He laughed and said I’d get used to it. “You’re in a plastic surgeon’s office,” he said. “This is what we do. It’s not your last time…”
He snapped three photos (forward and from each side) and uploaded them to the computer. Then we walked back to the original exam room where I redressed and waited for the doc to reenter the room.
He returned with a three-tiered cart full of stuff. I asked him to walk me through all options – from mastectomy to lumpectomy reconstruction options – and he showed before and after photos of each. We started with implants (which I don’t want). He recommended the “gummy bear” implant, which is fairly new, and from my research, a lot of women like them. (Nicknamed “gummy bear” because they have a thicker consistency than other implants, almost like a gummy candy.) They do look more natural, and the doctor is one of the leading surgeons using this kind of implant. It’s also the “easiest” option – little downtime, quick surgery, little follow-up necessary. No.
We talked about total reconstruction using either a stomach muscle or a back muscle. The stomach option (and the before/after photos he showed) is intriguing. Muscle, fat, and tissue from the belly button to the hipbone is removed and shaped into a breast. Totally natural looking breasts and flat stomach – but an 8-10 week recovery and possibility of necrosis. Additionally, with the stomach, there can be only one breast reconstruction surgery. If I were to get cancer again, the stomach would be off-limits. Awkward moment: I was asking about the exact area on the stomach and the doc asked me to stand and look in the mirror. He lowered the waistband of my pants a bit to show me, then he grabbed a handful of tummy. With the other hand, he grabbed my right breast and squeezed both. “Your tummy isn’t quite as big as your breast, so we’ll have to inject fat from another area,” he said. Um, maybe.

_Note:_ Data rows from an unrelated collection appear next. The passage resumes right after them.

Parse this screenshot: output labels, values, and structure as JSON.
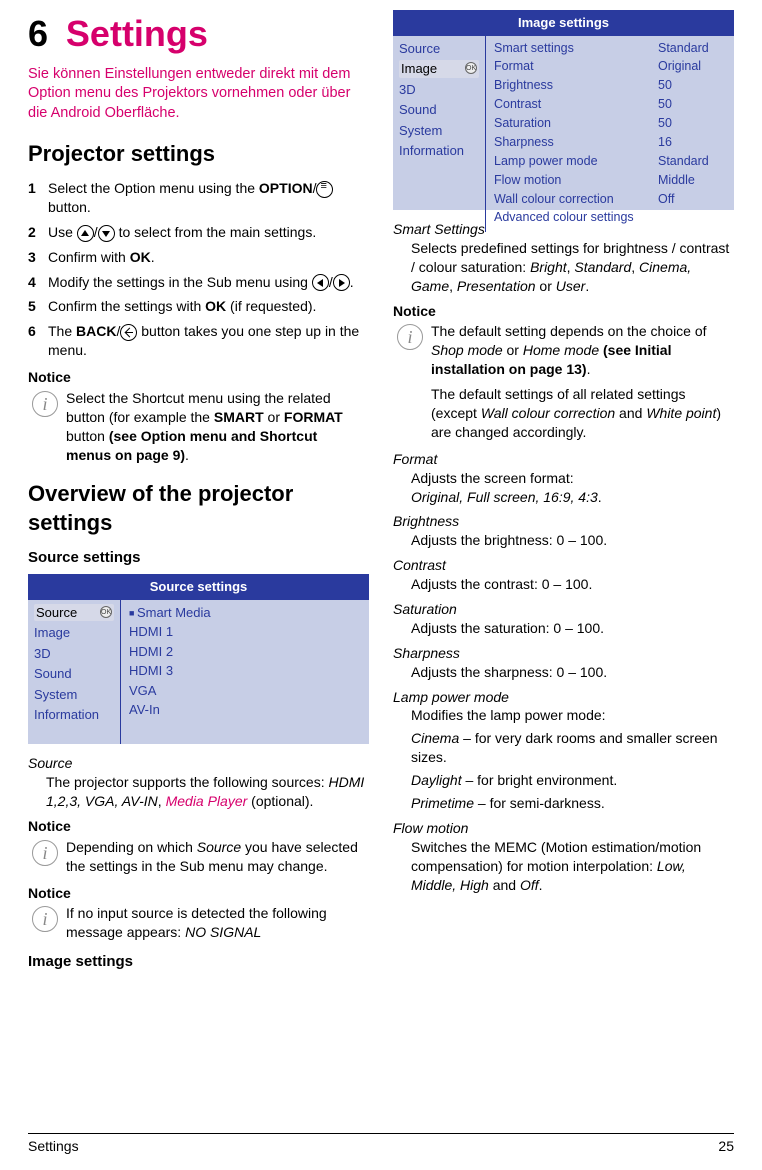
{
  "chapter_number": "6",
  "chapter_title": "Settings",
  "intro": "Sie können Einstellungen entweder direkt mit dem Option menu des Projektors vornehmen oder über die Android Oberfläche.",
  "h2_projector": "Projector settings",
  "steps": {
    "s1a": "Select the Option menu using the ",
    "s1b": "OPTION",
    "s1c": "/",
    "s1d": " button.",
    "s2a": "Use ",
    "s2b": "/",
    "s2c": " to select from the main settings.",
    "s3a": "Confirm with ",
    "s3b": "OK",
    "s3c": ".",
    "s4a": "Modify the settings in the Sub menu using ",
    "s4b": "/",
    "s4c": ".",
    "s5a": "Confirm the settings with ",
    "s5b": "OK",
    "s5c": " (if requested).",
    "s6a": "The ",
    "s6b": "BACK",
    "s6c": "/",
    "s6d": " button takes you one step up in the menu."
  },
  "notice_label": "Notice",
  "notice1": {
    "a": "Select the Shortcut menu using the related button (for example the ",
    "b": "SMART",
    "c": " or ",
    "d": "FORMAT",
    "e": " button ",
    "f": "(see Option menu and Shortcut menus on page 9)",
    "g": "."
  },
  "h2_overview": "Overview of the projector settings",
  "source_heading": "Source settings",
  "menu1": {
    "title": "Source settings",
    "left": [
      "Source",
      "Image",
      "3D",
      "Sound",
      "System",
      "Information"
    ],
    "selected_index": 0,
    "mid": [
      "Smart Media",
      "HDMI 1",
      "HDMI 2",
      "HDMI 3",
      "VGA",
      "AV-In"
    ]
  },
  "source_def": {
    "term": "Source",
    "body_a": "The projector supports the following sources: ",
    "body_b": "HDMI 1,2,3, VGA, AV-IN",
    "body_c": ", ",
    "body_d": "Media Player",
    "body_e": " (optional)."
  },
  "notice2": {
    "a": "Depending on which ",
    "b": "Source",
    "c": " you have selected the settings in the Sub menu may change."
  },
  "notice3": {
    "a": "If no input source is detected the following message appears: ",
    "b": "NO SIGNAL"
  },
  "image_heading": "Image settings",
  "menu2": {
    "title": "Image settings",
    "left": [
      "Source",
      "Image",
      "3D",
      "Sound",
      "System",
      "Information"
    ],
    "selected_index": 1,
    "mid": [
      "Smart settings",
      "Format",
      "Brightness",
      "Contrast",
      "Saturation",
      "Sharpness",
      "Lamp power mode",
      "Flow motion",
      "Wall colour correction",
      "Advanced colour settings"
    ],
    "right": [
      "Standard",
      "Original",
      "50",
      "50",
      "50",
      "16",
      "Standard",
      "Middle",
      "Off"
    ]
  },
  "smart_def": {
    "term": "Smart Settings",
    "body_a": "Selects predefined settings for brightness / contrast / colour saturation: ",
    "body_b": "Bright",
    "body_c": ", ",
    "body_d": "Standard",
    "body_e": ", ",
    "body_f": "Cinema, Game",
    "body_g": ", ",
    "body_h": "Presentation",
    "body_i": " or ",
    "body_j": "User",
    "body_k": "."
  },
  "notice4": {
    "a": "The default setting depends on the choice of ",
    "b": "Shop mode",
    "c": " or ",
    "d": "Home mode",
    "e": " ",
    "f": "(see Initial installation on page 13)",
    "g": ".",
    "p2a": "The default settings of all related settings (except ",
    "p2b": "Wall colour correction",
    "p2c": " and ",
    "p2d": "White point",
    "p2e": ") are changed accordingly."
  },
  "defs": {
    "format_t": "Format",
    "format_b1": "Adjusts the screen format:",
    "format_b2": "Original, Full screen, 16:9, 4:3",
    "brightness_t": "Brightness",
    "brightness_b": "Adjusts the brightness: 0 – 100.",
    "contrast_t": "Contrast",
    "contrast_b": "Adjusts the contrast: 0 – 100.",
    "saturation_t": "Saturation",
    "saturation_b": "Adjusts the saturation: 0 – 100.",
    "sharpness_t": "Sharpness",
    "sharpness_b": "Adjusts the sharpness: 0 – 100.",
    "lamp_t": "Lamp power mode",
    "lamp_b1": "Modifies the lamp power mode:",
    "lamp_c1a": "Cinema",
    "lamp_c1b": " – for very dark rooms and smaller screen sizes.",
    "lamp_c2a": "Daylight",
    "lamp_c2b": " – for bright environment.",
    "lamp_c3a": "Primetime",
    "lamp_c3b": " – for semi-darkness.",
    "flow_t": "Flow motion",
    "flow_b1": "Switches the MEMC (Motion estimation/motion compensation) for motion interpolation: ",
    "flow_b2": "Low, Middle, High",
    "flow_b3": " and ",
    "flow_b4": "Off",
    "flow_b5": "."
  },
  "footer_left": "Settings",
  "footer_right": "25"
}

The option using the back muscle is similar, but would require a small implant under the relocated back muscle. No.
For lumpectomy, the plastic surgeon would come into the OR after the breast surgeon removes the area around where the tumors were. Without knowing exactly how much tissue will be removed, he’ll shape, possibly reduce, and lift the breast, making it look as natural and good as possible. Since the lumpectomy will require six weeks of radiation, all other reconstruction must wait. (Radiation can cause skin changes and change in the size and shape of the breast, so it’s best to wait until the skin is healed – anywhere from four to six months after radiation is over, or in my case, right after the spring semester ends.) I’ll have a few follow ups then to make sure I’m satisfied with the size and shape (if not, fat from the tummy, butt, or thighs will be lipo’d and injected in the breast). Once the right breast is satisfactory, he’ll work on the left breast to make them symmetrical – a lift at minimum, reshaping with fat injections at most. All follow ups will be out patient, and just an hour or two each.
I asked about next steps. “Choose what’s best for you and the breast surgeon’s office will schedule with us,” he said.
By the time I got home, I knew the lumpectomy was the best option. Surgery is scheduled: July 21.
Now I’m starting to get nervous.
In other news: I went out of town for the weekend. It was the first trip I’ve taken since… I don’t know. November maybe? Not sure if I could make the drive myself, I took my mom and the kids to stay with family, about half way to my final destination. We toured a dairy farm, and I was completely fine with walking (quickly in the rain) for part of the tour. Oxygen levels seemed fine, no heavy limbs or excessive yawning. The next day, I finished the drive (another few hours) to see friends and attend a concert. It was super awesome that the band members wore breast cancer bracelets through the concert in my honor. (We went to high school with the band’s drummer, and it was coordinated through him.) I spent part of the concert sitting, but I’m okay with that. Oxygen stayed on target, and even without an afternoon nap, I was okay with the late night (although when we got back to my friend’s house, I crashed). It was a long drive back on Sunday, but I survived!